          Change is good. Just as we create habits in our daily lives, we also create habits on our mat. Try on different styles of yoga. If you do vinyasa yoga five times a week maybe it’s time to sneak a restorative or yin class into your schedule. Your body will appreciate the change. Certain styles of yoga move the body in different ways. These contrasting styles will all impact the joints and muscles differently.

One of the more common yoga injuries is the wearing down and tearing of a joint due to repetitive motion. This repetitive motion decreases or irritates the cartilage and impacts the joints ability to move freely without pain.
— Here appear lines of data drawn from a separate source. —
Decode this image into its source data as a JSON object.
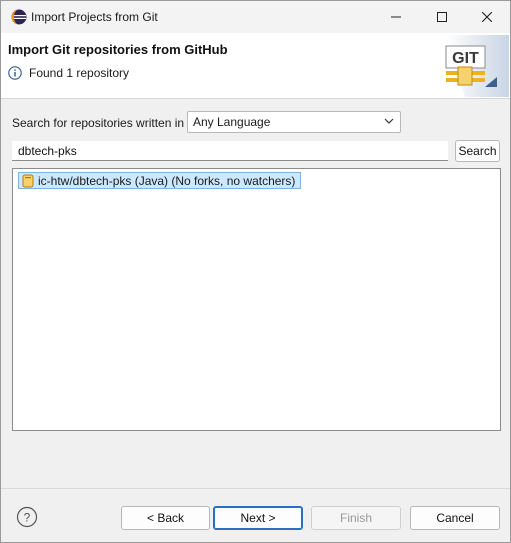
{
  "window": {
    "title": "Import Projects from Git",
    "controls": {
      "minimize": "—",
      "maximize": "☐",
      "close": "✕"
    }
  },
  "header": {
    "heading": "Import Git repositories from GitHub",
    "message": "Found 1 repository",
    "message_icon": "info-icon",
    "logo_text": "GIT"
  },
  "search": {
    "language_label": "Search for repositories written in",
    "language_selected": "Any Language",
    "query_value": "dbtech-pks",
    "search_button_label": "Search"
  },
  "results": [
    {
      "label": "ic-htw/dbtech-pks (Java) (No forks, no watchers)",
      "icon": "repository-icon",
      "selected": true
    }
  ],
  "buttons": {
    "back": "< Back",
    "next": "Next >",
    "finish": "Finish",
    "cancel": "Cancel"
  },
  "colors": {
    "selection_bg": "#cce8ff",
    "default_button_border": "#2a6fbf"
  }
}
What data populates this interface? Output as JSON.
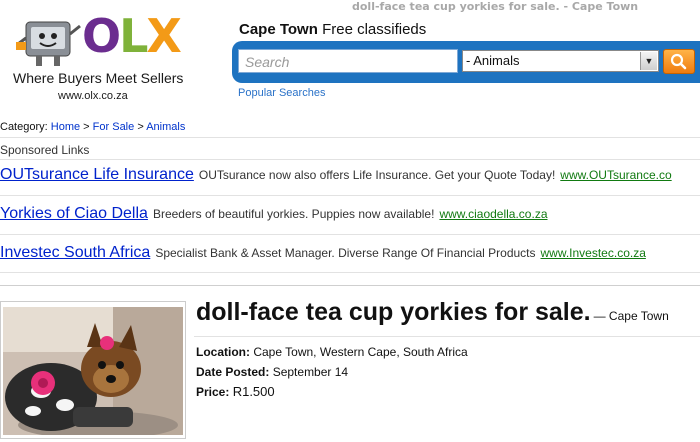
{
  "page": {
    "window_title": "doll-face tea cup yorkies for sale. - Cape Town"
  },
  "logo": {
    "text_o": "O",
    "text_l": "L",
    "text_x": "X",
    "tagline": "Where Buyers Meet Sellers",
    "url": "www.olx.co.za"
  },
  "header": {
    "city": "Cape Town",
    "heading_suffix": "Free classifieds",
    "search_placeholder": "Search",
    "category_selected": "- Animals",
    "popular_searches": "Popular Searches"
  },
  "breadcrumb": {
    "label": "Category:",
    "items": [
      "Home",
      "For Sale",
      "Animals"
    ],
    "separator": ">"
  },
  "sponsored": {
    "label": "Sponsored Links",
    "ads": [
      {
        "title": "OUTsurance Life Insurance",
        "desc": "OUTsurance now also offers Life Insurance. Get your Quote Today!",
        "url": "www.OUTsurance.co"
      },
      {
        "title": "Yorkies of Ciao Della",
        "desc": "Breeders of beautiful yorkies. Puppies now available!",
        "url": "www.ciaodella.co.za"
      },
      {
        "title": "Investec South Africa",
        "desc": "Specialist Bank & Asset Manager. Diverse Range Of Financial Products",
        "url": "www.Investec.co.za"
      }
    ]
  },
  "listing": {
    "title": "doll-face tea cup yorkies for sale.",
    "city_suffix": "— Cape Town",
    "location_label": "Location:",
    "location_value": "Cape Town, Western Cape, South Africa",
    "date_label": "Date Posted:",
    "date_value": "September 14",
    "price_label": "Price:",
    "price_value": "R1.500"
  },
  "colors": {
    "accent_blue": "#1e73c0",
    "search_orange": "#ef7c10",
    "link_blue": "#0022cc",
    "ad_url_green": "#117a11"
  }
}
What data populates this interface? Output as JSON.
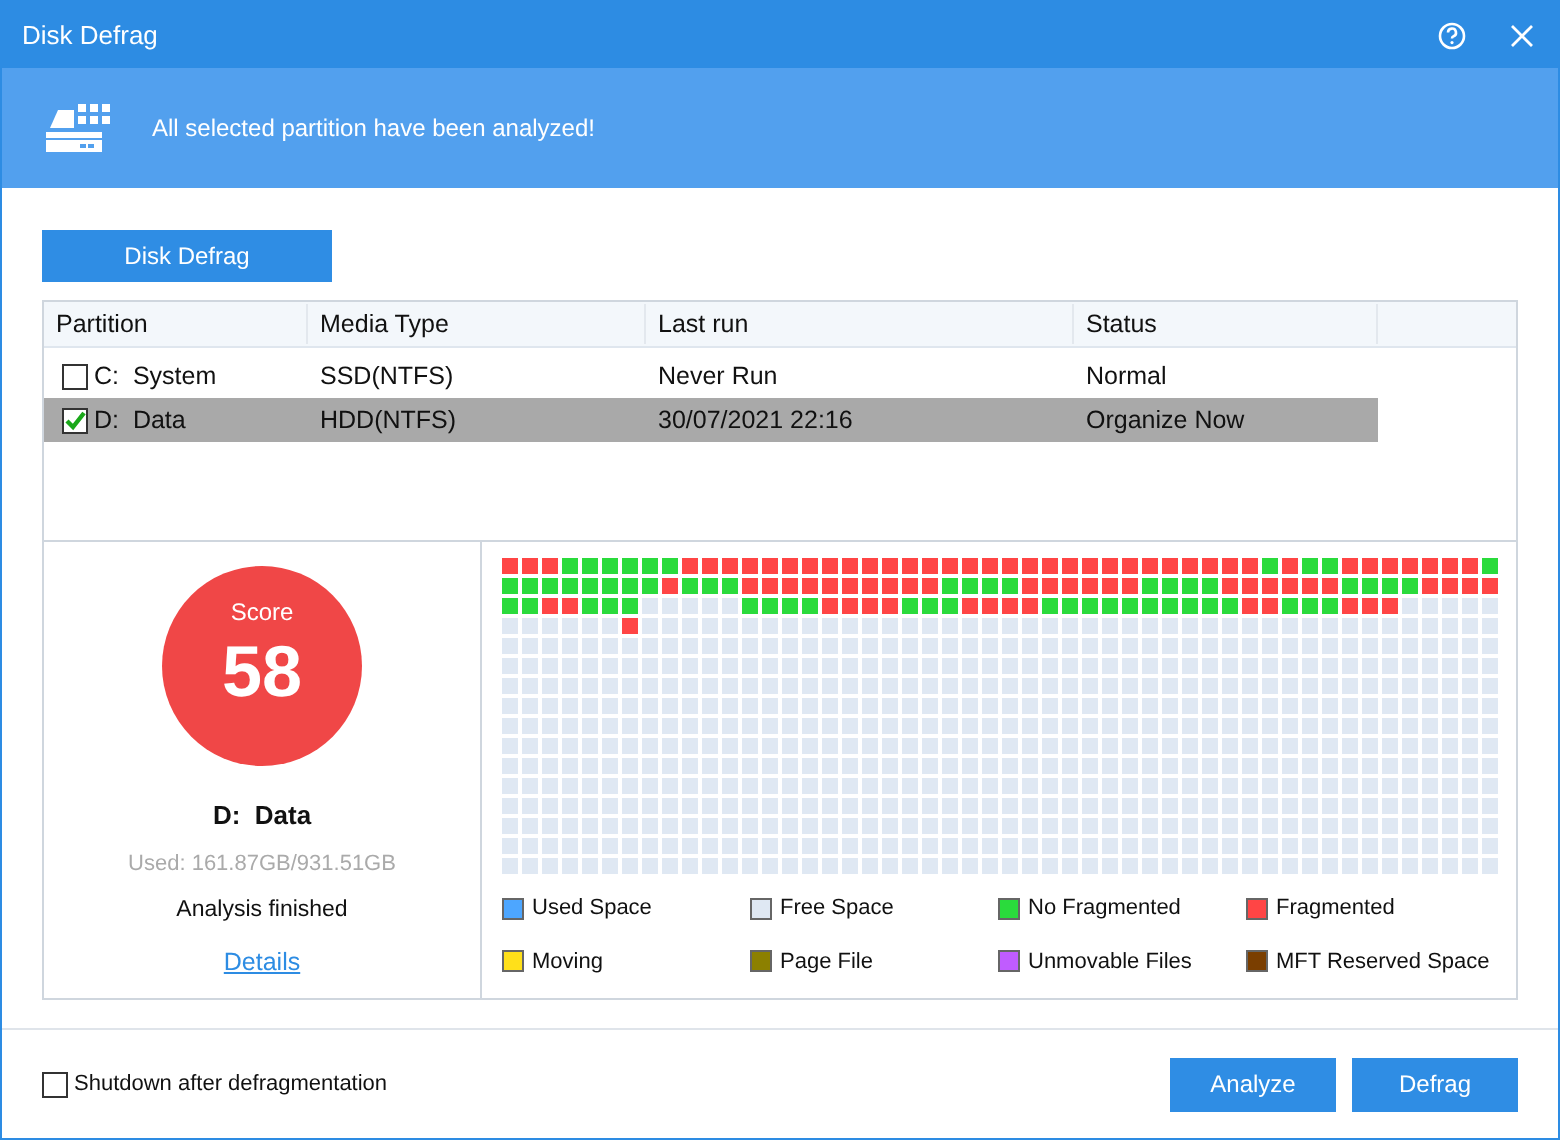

Improper alignment may influence the severity but isn’t always the culprit. Be mindful of how often you repeat certain postures and always focus on body awareness. If the alignment of your 20th chaturanga in a class isn’t as precise as the first one, it’s probably a good time to start skipping or modifying your vinyasas.

We all have postures that we absolutely LOVE doing. It could be because the posture simply feels good or we can hold it for a long period of time without pain. Be mindful of over practicing certain postures or always focusing on the same stretch. For example, maybe you love hip opening postures that focus on external rotation such as single legged pigeon and you’ve gained a significant amount of range of motion in that direction. You’ve now stretched the muscles of the hip that do internal rotation – have you also stretched the muscles of the hip that do external rotation? It’s important to check that you’re creating a balance of strength and flexibility between two opposing muscle groups.

          Cross-train. Cross-train. Cross-train. We often think of yoga as a great cross-training regiment for running, lifting, swimming, and other sports or physical activity. What about cross-training for yoga? It needs to happen more often. Add other methods of physical training into your weekly schedule. I’ve found that my yoga practice has greatly improved since I started weightlifting and gymnastics. Remember that strength is just as important as flexibility. A combination of both in the right places brings the body into a state of harmony.

In vinyasa yoga we do a lot more “pressing” than “pulling”. We are pressing into the mat during common postures such as plank, Warrior 1 or 2, and downward facing dog. Weight lifting with a focus on exercises that involve pulling can be an amazing addition to your current routine. Do you need to lift like an olympic champion? Absolutely not. Find a balance that works for you.

About Aaron
Aaron Styles is a yoga instructor and educator living in Albany, NY. He enjoys sharing his passion of yoga with others. He views yoga as a means to reach one's greatest potential. His brand, Styles Yoga, offers high quality yoga education programs and blissful destination yoga retreats.
Yoga & Injury Prevention: How much is enough?